But yet, this is the first witness that says, look, I was there. I witnessed the physical violence.

And that's what this whole case is about. Did Johnny Depp physically, emotionally, or psychologically abuse Amber Heard? And the sister answers that question very plainly, very clearly, and says, yes, I witnessed my sister experience physical violence by Johnny Depp.

CABRERA: And we know Depp has denied these allegations, and that's why he is, you know, pursuing this defamation case.

His lawyers have used paparazzi pictures of Amber Heard taken shortly after alleged incidents of abuse to claim the abuse didn't happen. Watch.


UNIDENTIFIED ATTORNEY: This is a picture from where you were in Russia for the "Lone Ranger" premier, correct?


UNIDENTIFIED ATTORNEY: And you have no visible injuries to your face, do you?

HEARD: None that you can see.

UNIDENTIFIED ATTORNEY: Even though Mr. Depp whacked you in the face so hard that your nose bled?

HEARD: He did.

UNIDENTIFIED ATTORNEY: While wearing chunky, big rings, right?

HEARD: That's correct.


CABRERA: Areva, is that strong evidence?

MARTIN: I don't think so, Ana. Look, anybody that knows a woman that has been physically abused in a relationship know that women figure out ways to wear make-up, to conceal the bruises.

We probably all work in work environments where women have come into work who have been beaten up by their husbands, their boyfriends, their partners, and they have on make-up and you can't see those bruises.

And we had a -- well, there was a witness in this trial, a make-up artist, that testified about how she would help conceal the bruises and scars that Amber Heard had that would have otherwise been visible.

I think there's been enough testimony to establish physical and emotional violence.

Even though the fans, the fans on social media, the fans that are gathered outside every morning that are cheering for Johnny Depp, are rooting for him and see him as the victim in this case, I'm not certain that the jurors are going to see it that way.

CABRERA: And since Depp is not the defendant, he is the plaintiff here, what exactly does he have to prove? And are you suggesting you think he's going to lose this case?

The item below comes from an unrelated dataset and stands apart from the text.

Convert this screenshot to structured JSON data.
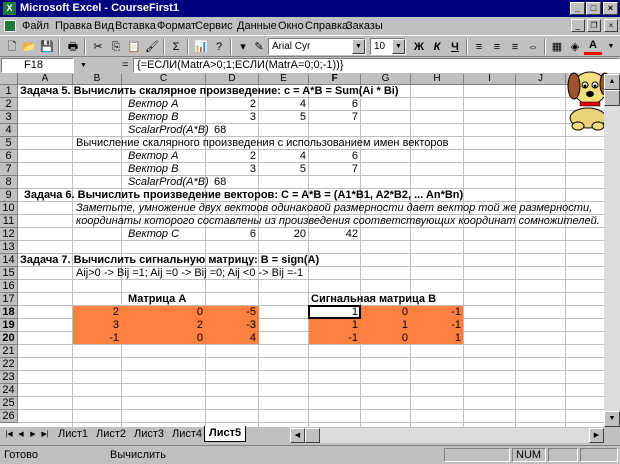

MARTIN: Well, we know he already lost one case, Ana. We know the case that was brought in the U.K. A judge, not a jury, but a judge determined that he was a wife beater. Essentially, didn't believe the claim that he was somehow the victim.

He is, as you said, the plaintiff in this case, so he has to prove that this op-ed piece that was written in the "Washington Post," one, that it was about him. Because we know it doesn't mention him by name.

So first, he has to establish that Amber Heard, in writing it, was talking about Johnny Depp.

And he has to prove that her allegations of being abused and being in an abusive relationship are false.

So, he's got to establish that this abuse that we're hearing about, not just from Amber but from her sister and hearing about from these other witnesses, that it didn't happen.


And that's a tall, tall order, given all of the testimony that we have heard not just from Amber's friends but from Johnny Depp's inner circle.

CABRERA: Areva Martin, it's great to hear your perspective on all of this. I appreciate your expertise and experience. Thank you.

MARTIN: Thanks, Ana.

CABRERA: That does it for us today. Thank you so much for being here. We're back tomorrow, same time, same place. I hope you'll join us again. Until then, you can always join me on Twitter, @AnaCabrera.

The news continues with Victor Blackwell right after this.